Coca-Cola’s new “Taste the Feeling” campaign reminds consumers of the feeling when drinking Coke. It relies on what differentiates it from any other drink – its taste – which, together with other more emotional experiences, reminds us of how happy we feel when drinking Coke.
Hellmann’s, an Argentine iconic mayonnaise brand, simply asked “Why always Hellmann’s?” an invitation to show the product’s differentiating features (it tastes better) and the many occasions to try it in all age groups.
Tarjeta Naranja, a credit card born in the Argentine Province of Córdoba, was coherent and consistent with its roots (as opposed to the multinational banks) and relied on football to build brand image and encourage customer choice. For every goal the Argentine Squad scored, Tarjeta Naranja donated a football eld to a community. In the country Maradona and Messi were born football is like a religion.
Quilmes, the traditional Argentine beer brand, decided to go back to its roots and return to the “national identity” that had given them so much satisfaction and success in the past, now with a modern, sensitive, authentic, and cool perspective.
All these brands (and many other) are mainstream brands in Argentina. Some have to respect global or regional requirements. However they all managed in different ways to reinvent and rethink themselves, including the Argentine consumer in that innovation. All of them, in different ways, showed positive indicators in brand health or sales in an Argentine scenario of zero growth.
As simple and complex as yin and yang. At least in Argentina, when well applied, this universal truth works. Brands which unveiled themselves and revealed what they really are were the ones which pro ted.

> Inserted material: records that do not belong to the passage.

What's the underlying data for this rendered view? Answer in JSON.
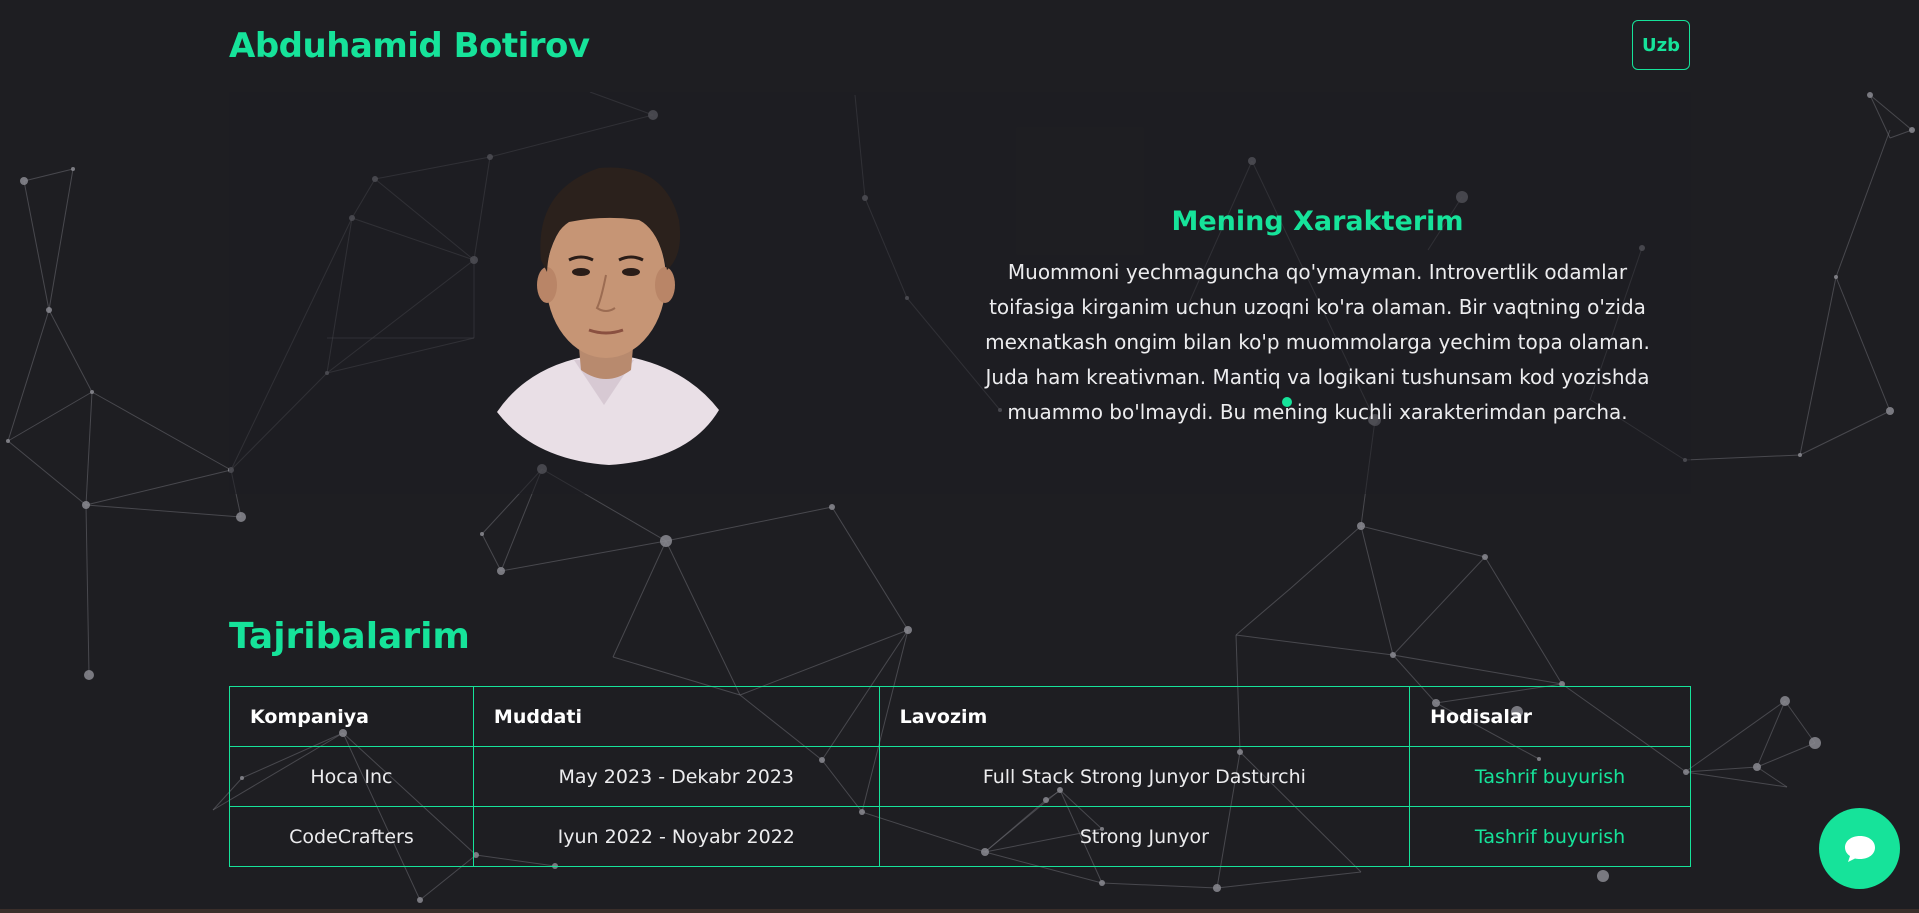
{
  "header": {
    "brand": "Abduhamid Botirov",
    "language_button": "Uzb"
  },
  "about": {
    "portrait_icon": "portrait-photo",
    "title": "Mening Xarakterim",
    "text": "Muommoni yechmaguncha qo'ymayman. Introvertlik odamlar toifasiga kirganim uchun uzoqni ko'ra olaman. Bir vaqtning o'zida mexnatkash ongim bilan ko'p muommolarga yechim topa olaman. Juda ham kreativman. Mantiq va logikani tushunsam kod yozishda muammo bo'lmaydi. Bu mening kuchli xarakterimdan parcha."
  },
  "experience": {
    "title": "Tajribalarim",
    "columns": [
      "Kompaniya",
      "Muddati",
      "Lavozim",
      "Hodisalar"
    ],
    "rows": [
      {
        "company": "Hoca Inc",
        "period": "May 2023 - Dekabr 2023",
        "position": "Full Stack Strong Junyor Dasturchi",
        "link": "Tashrif buyurish"
      },
      {
        "company": "CodeCrafters",
        "period": "Iyun 2022 - Noyabr 2022",
        "position": "Strong Junyor",
        "link": "Tashrif buyurish"
      }
    ]
  },
  "chat": {
    "icon": "chat-bubble-icon"
  },
  "colors": {
    "background": "#1e1e22",
    "accent": "#16e39a",
    "text": "#ececee"
  }
}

The evidence invites us to think of the future marketing now at present. The time is now and opportunities do exist. Let nobody say otherwise.